_Assigned task:_ Give back the full set of entries that follows, exactly as written.

_Data about app and page elements:_
────────────────

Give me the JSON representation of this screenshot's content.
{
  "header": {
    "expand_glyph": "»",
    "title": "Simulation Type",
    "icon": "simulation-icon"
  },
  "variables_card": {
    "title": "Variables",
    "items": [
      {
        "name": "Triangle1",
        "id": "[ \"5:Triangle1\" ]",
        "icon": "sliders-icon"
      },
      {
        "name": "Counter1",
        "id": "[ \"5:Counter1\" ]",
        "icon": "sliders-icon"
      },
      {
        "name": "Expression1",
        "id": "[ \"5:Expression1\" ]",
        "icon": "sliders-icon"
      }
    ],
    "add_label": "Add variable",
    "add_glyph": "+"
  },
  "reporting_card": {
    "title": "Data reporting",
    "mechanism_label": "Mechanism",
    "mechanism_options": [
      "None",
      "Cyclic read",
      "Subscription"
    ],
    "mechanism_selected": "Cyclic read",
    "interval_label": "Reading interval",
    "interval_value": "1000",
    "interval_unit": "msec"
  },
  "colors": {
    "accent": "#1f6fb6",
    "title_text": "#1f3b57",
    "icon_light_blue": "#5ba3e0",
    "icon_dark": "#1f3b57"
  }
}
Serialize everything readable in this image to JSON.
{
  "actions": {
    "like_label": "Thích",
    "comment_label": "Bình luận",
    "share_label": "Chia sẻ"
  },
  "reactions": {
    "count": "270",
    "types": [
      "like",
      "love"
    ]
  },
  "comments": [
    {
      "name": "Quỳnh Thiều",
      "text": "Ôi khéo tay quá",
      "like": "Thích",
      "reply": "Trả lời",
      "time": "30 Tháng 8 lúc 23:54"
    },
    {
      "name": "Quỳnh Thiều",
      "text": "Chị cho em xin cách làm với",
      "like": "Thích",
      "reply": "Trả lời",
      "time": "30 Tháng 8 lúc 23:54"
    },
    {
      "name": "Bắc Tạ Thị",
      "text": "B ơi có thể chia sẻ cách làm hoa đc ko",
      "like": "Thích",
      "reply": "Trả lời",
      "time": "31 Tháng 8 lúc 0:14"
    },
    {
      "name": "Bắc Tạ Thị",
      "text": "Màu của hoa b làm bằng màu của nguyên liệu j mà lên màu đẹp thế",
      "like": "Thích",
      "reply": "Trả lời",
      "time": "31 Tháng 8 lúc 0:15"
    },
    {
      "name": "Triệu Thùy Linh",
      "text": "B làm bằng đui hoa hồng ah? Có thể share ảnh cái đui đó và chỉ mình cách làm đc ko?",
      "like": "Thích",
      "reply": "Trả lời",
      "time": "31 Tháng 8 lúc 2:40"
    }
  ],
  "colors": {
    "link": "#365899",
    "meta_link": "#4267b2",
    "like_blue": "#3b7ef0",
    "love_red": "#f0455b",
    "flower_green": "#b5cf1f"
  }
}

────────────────

_Result for this task:_
Give me the JSON representation of this screenshot's content.
{
  "header": {
    "expand_glyph": "»",
    "title": "Simulation Type",
    "icon": "simulation-icon"
  },
  "variables_card": {
    "title": "Variables",
    "items": [
      {
        "name": "Triangle1",
        "id": "[ \"5:Triangle1\" ]",
        "icon": "sliders-icon"
      },
      {
        "name": "Counter1",
        "id": "[ \"5:Counter1\" ]",
        "icon": "sliders-icon"
      },
      {
        "name": "Expression1",
        "id": "[ \"5:Expression1\" ]",
        "icon": "sliders-icon"
      }
    ],
    "add_label": "Add variable",
    "add_glyph": "+"
  },
  "reporting_card": {
    "title": "Data reporting",
    "mechanism_label": "Mechanism",
    "mechanism_options": [
      "None",
      "Cyclic read",
      "Subscription"
    ],
    "mechanism_selected": "Cyclic read",
    "interval_label": "Reading interval",
    "interval_value": "1000",
    "interval_unit": "msec"
  },
  "colors": {
    "accent": "#1f6fb6",
    "title_text": "#1f3b57",
    "icon_light_blue": "#5ba3e0",
    "icon_dark": "#1f3b57"
  }
}
Serialize everything readable in this image to JSON.
{
  "actions": {
    "like_label": "Thích",
    "comment_label": "Bình luận",
    "share_label": "Chia sẻ"
  },
  "reactions": {
    "count": "270",
    "types": [
      "like",
      "love"
    ]
  },
  "comments": [
    {
      "name": "Quỳnh Thiều",
      "text": "Ôi khéo tay quá",
      "like": "Thích",
      "reply": "Trả lời",
      "time": "30 Tháng 8 lúc 23:54"
    },
    {
      "name": "Quỳnh Thiều",
      "text": "Chị cho em xin cách làm với",
      "like": "Thích",
      "reply": "Trả lời",
      "time": "30 Tháng 8 lúc 23:54"
    },
    {
      "name": "Bắc Tạ Thị",
      "text": "B ơi có thể chia sẻ cách làm hoa đc ko",
      "like": "Thích",
      "reply": "Trả lời",
      "time": "31 Tháng 8 lúc 0:14"
    },
    {
      "name": "Bắc Tạ Thị",
      "text": "Màu của hoa b làm bằng màu của nguyên liệu j mà lên màu đẹp thế",
      "like": "Thích",
      "reply": "Trả lời",
      "time": "31 Tháng 8 lúc 0:15"
    },
    {
      "name": "Triệu Thùy Linh",
      "text": "B làm bằng đui hoa hồng ah? Có thể share ảnh cái đui đó và chỉ mình cách làm đc ko?",
      "like": "Thích",
      "reply": "Trả lời",
      "time": "31 Tháng 8 lúc 2:40"
    }
  ],
  "colors": {
    "link": "#365899",
    "meta_link": "#4267b2",
    "like_blue": "#3b7ef0",
    "love_red": "#f0455b",
    "flower_green": "#b5cf1f"
  }
}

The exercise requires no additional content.